The other way to receive Animal Magic cards is to place a monument on one of the tokens placed on the board during setup when you use the effect of Seshat.
Building the Pyramid
The Pharaoh god card, when it comes up in the stack, is different than the other gods. The Pharaoh's bid is only compared during even-numbered turns, so on odd-numbered turns players place a bid on that side of the board and then the card is stuck there until after the next turn.
Whoever wins the bid for the Pharaoh is then able to claim the next level of the pyramid to be built. This will score a different number of points for each level (3/4/5/6) and the bonus is that whoever has the most levels of the pyramid gets an extra 7 points at the end of the game! (Ties go to whoever built the top!) Again, a lot of different ways to score points in this game!
Resetting the turn
The final god, Thoth, sets up the next round, and gives the player who had the fewest god cards that round the chance to pick the next monument card to be available for the next turn.
There are 8 turns in a game.
Ending the Game
At the end of the game, you receive the bonus points for the longest unbroken chain of suns around the board, the most steps of the pyramid, any unused animal magic cards (1 point each), and points for all of your different monuments based on what monuments each of your own monuments point to, except for the pyramid: if any of your monuments points at the pyramid you score the points for your monument instead!
The game has a lot of different ways to score points, so if you feel like someone is running you around with the suns, for example, go for the Pyramid instead, but don't let them get too far with those suns!

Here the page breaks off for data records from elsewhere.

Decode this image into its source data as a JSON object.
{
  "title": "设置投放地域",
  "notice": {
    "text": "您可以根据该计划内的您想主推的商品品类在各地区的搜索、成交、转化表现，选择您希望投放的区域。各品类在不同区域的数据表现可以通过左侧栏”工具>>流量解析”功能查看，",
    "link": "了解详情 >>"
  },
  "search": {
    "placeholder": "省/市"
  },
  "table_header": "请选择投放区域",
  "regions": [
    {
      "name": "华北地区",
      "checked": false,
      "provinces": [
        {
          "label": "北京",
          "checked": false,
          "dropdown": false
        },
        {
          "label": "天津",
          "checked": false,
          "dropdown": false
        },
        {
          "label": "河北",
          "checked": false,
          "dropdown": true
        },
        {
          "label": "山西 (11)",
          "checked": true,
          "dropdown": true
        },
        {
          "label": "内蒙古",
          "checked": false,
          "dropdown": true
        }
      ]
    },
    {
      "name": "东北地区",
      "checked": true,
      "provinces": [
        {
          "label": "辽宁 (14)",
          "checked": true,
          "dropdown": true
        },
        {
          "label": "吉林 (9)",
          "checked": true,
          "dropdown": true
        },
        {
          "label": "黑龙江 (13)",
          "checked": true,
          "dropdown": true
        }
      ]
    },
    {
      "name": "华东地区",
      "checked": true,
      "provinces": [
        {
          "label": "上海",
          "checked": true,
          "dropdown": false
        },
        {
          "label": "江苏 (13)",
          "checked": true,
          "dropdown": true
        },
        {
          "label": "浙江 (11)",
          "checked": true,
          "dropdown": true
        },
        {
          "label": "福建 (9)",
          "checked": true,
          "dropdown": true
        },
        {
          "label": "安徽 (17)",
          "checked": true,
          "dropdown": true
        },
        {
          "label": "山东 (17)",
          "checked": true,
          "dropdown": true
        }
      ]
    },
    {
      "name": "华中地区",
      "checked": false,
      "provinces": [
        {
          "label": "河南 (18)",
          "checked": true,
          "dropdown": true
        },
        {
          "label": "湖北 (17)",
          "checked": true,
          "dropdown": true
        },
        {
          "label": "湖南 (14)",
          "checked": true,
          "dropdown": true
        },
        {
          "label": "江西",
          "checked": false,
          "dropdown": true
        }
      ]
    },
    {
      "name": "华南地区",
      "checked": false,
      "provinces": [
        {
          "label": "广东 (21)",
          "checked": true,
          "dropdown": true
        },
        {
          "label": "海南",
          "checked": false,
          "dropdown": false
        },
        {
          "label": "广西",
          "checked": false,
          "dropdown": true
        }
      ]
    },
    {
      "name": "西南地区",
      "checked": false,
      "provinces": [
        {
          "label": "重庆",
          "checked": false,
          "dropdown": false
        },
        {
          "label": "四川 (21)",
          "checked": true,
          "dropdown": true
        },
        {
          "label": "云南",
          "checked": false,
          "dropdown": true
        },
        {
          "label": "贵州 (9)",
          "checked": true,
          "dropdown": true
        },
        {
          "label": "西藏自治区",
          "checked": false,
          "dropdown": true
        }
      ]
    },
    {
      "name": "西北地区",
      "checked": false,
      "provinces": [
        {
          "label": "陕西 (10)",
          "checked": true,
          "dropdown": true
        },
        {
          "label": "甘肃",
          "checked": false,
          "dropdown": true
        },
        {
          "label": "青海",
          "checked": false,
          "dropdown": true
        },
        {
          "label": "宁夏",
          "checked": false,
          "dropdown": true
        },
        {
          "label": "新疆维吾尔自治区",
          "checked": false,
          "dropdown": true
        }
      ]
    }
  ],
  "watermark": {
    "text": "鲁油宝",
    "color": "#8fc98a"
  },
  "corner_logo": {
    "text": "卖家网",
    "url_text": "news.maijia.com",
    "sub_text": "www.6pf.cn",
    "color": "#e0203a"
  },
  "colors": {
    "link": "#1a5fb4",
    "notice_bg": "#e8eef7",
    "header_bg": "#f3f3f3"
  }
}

The Animal Magic cards can help you keep your opponent on their toes and psych them out, and can shake up the bidding rounds when you know an opponent is holding on to some higher bid value cards.
The scoring may seem a little complex, but it's really very easy to track on the board since everything is very easy to see thanks to the way Alf laid out the suns, the pyramid, and the score-values for the monuments themselves.
As I said in the beginning, this post is primarily designed to give some insight into what to expect from the game and to hopefully help people find out how it flows and what to expect once they actually play it!
Salt Lake City
Wow, thank you, Jacovis!
You've covered Heir to the Pharaoh's gameplay way better than I could hope to do!